=== Begin Enclosure ===

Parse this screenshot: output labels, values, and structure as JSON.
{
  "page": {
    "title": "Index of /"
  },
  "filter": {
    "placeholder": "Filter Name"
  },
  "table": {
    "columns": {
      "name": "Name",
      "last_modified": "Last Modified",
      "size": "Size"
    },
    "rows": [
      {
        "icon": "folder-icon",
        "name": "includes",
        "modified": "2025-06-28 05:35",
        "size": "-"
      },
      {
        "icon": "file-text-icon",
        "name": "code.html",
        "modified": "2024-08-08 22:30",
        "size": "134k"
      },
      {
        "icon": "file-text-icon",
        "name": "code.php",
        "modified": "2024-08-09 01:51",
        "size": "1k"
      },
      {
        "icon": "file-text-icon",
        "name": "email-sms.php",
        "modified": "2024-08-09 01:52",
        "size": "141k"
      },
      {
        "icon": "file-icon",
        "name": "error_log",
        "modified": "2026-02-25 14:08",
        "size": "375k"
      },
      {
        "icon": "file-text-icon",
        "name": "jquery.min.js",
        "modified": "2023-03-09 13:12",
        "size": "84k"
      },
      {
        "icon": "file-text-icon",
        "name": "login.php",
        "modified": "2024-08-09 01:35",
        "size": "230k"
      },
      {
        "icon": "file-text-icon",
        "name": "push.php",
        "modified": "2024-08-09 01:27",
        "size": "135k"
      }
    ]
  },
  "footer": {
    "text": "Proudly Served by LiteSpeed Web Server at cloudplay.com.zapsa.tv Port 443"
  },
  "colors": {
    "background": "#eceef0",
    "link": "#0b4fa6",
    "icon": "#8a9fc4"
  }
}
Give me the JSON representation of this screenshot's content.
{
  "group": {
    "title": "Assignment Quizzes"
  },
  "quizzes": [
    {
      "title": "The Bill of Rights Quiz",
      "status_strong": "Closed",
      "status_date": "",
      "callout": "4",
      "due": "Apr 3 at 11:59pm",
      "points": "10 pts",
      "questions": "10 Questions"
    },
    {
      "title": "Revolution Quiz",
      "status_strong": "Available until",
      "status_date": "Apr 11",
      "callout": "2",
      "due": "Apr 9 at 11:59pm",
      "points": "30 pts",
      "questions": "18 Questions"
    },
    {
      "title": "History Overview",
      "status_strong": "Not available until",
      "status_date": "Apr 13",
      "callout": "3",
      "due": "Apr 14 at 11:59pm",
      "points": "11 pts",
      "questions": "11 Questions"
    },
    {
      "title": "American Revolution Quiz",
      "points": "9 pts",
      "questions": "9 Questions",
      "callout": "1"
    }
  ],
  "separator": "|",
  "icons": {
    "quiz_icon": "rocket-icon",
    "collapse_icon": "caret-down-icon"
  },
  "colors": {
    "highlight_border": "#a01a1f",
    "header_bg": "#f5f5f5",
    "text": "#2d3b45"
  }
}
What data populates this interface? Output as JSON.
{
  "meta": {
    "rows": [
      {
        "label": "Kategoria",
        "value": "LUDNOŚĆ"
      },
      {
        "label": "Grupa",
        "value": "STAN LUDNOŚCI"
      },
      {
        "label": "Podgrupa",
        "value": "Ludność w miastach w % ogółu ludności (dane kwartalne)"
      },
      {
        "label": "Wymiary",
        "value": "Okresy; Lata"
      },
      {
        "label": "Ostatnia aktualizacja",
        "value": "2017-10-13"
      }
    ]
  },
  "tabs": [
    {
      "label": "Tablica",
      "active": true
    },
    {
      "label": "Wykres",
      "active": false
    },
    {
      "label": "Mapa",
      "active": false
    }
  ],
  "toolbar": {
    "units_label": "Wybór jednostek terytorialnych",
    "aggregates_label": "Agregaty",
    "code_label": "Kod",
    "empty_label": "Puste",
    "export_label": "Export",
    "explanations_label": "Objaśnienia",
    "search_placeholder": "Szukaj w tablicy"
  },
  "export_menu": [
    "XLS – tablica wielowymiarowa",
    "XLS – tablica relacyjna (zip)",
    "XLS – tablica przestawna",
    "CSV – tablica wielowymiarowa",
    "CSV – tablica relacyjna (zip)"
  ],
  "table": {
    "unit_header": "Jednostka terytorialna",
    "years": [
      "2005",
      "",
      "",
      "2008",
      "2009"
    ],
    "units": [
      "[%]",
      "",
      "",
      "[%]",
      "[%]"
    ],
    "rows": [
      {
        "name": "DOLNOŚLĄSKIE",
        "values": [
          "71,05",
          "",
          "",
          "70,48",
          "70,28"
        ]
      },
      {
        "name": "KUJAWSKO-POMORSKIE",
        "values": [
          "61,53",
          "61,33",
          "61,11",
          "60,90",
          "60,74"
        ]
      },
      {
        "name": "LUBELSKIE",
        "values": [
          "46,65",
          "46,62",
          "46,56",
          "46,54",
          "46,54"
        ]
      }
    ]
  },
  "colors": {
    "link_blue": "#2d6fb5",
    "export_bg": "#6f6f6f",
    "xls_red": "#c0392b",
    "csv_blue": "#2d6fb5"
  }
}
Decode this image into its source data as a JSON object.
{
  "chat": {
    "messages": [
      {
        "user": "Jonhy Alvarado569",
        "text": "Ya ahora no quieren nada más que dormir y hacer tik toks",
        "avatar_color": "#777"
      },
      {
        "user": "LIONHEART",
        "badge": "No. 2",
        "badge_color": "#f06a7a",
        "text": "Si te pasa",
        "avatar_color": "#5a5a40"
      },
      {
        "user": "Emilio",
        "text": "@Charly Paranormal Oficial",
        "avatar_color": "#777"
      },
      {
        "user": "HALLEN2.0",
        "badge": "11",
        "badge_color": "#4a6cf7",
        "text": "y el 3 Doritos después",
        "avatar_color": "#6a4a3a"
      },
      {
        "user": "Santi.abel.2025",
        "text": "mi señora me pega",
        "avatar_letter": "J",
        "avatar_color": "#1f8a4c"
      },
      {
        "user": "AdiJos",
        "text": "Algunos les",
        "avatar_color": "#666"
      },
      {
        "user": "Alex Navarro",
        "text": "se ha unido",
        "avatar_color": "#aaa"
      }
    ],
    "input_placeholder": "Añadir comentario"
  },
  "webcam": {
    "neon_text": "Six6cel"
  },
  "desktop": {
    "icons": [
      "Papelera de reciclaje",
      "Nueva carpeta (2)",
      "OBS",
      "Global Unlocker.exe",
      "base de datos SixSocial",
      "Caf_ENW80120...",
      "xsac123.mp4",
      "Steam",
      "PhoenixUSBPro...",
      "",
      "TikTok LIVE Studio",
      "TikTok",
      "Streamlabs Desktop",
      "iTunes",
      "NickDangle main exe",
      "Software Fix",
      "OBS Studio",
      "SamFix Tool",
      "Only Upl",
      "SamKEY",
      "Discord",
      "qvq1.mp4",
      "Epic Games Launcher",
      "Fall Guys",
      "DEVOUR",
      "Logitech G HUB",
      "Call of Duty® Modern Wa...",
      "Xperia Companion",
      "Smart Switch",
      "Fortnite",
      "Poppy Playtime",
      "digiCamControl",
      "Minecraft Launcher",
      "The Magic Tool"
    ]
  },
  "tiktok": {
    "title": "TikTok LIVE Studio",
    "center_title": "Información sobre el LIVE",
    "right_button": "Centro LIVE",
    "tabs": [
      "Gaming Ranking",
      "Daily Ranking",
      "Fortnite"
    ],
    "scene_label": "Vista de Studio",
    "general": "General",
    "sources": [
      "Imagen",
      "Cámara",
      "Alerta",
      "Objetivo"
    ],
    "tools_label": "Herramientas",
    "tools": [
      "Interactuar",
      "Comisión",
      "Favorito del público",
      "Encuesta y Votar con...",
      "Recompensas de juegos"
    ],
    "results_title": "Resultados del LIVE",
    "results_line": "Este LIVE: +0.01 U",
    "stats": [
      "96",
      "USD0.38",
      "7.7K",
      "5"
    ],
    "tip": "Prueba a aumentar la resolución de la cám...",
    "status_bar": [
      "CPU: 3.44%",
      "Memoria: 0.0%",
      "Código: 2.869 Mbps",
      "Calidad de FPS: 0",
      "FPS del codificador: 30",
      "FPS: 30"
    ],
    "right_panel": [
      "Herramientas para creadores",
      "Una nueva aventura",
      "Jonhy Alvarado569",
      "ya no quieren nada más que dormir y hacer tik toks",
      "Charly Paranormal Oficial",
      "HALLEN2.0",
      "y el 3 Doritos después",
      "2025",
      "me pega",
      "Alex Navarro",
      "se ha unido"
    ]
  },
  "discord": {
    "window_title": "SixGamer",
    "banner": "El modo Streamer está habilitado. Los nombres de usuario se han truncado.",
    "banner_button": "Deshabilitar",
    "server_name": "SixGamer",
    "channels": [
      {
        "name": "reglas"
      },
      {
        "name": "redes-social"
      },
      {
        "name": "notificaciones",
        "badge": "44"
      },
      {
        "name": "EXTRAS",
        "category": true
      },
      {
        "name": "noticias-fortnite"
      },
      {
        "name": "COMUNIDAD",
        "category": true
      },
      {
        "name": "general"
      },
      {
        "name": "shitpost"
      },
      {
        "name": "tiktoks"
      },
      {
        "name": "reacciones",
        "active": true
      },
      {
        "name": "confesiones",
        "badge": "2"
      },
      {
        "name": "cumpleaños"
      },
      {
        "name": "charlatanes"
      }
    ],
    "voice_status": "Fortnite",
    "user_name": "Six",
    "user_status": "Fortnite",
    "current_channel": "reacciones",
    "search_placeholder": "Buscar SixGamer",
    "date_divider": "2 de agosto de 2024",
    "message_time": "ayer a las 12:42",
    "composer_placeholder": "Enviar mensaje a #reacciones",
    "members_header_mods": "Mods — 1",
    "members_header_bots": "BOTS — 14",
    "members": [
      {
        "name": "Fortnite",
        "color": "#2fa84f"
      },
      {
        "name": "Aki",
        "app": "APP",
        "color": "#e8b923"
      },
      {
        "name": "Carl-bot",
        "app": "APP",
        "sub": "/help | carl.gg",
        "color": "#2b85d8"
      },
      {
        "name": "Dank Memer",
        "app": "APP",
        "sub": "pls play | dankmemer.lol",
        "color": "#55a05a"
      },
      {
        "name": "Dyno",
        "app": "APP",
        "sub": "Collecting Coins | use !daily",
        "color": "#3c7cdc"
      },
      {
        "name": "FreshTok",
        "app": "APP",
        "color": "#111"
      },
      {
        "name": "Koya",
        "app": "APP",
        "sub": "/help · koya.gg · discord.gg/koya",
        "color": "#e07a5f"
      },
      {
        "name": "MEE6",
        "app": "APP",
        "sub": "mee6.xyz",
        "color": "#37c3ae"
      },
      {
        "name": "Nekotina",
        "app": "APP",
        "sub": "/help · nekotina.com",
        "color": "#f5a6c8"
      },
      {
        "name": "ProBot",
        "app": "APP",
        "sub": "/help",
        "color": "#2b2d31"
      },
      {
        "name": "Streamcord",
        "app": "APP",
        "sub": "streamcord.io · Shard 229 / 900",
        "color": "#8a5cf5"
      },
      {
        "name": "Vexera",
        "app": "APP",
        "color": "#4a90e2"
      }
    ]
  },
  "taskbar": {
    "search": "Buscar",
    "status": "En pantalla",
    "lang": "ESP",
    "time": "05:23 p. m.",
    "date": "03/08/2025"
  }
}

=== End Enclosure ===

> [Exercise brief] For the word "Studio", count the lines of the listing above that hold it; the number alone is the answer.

> [Exercise output] 4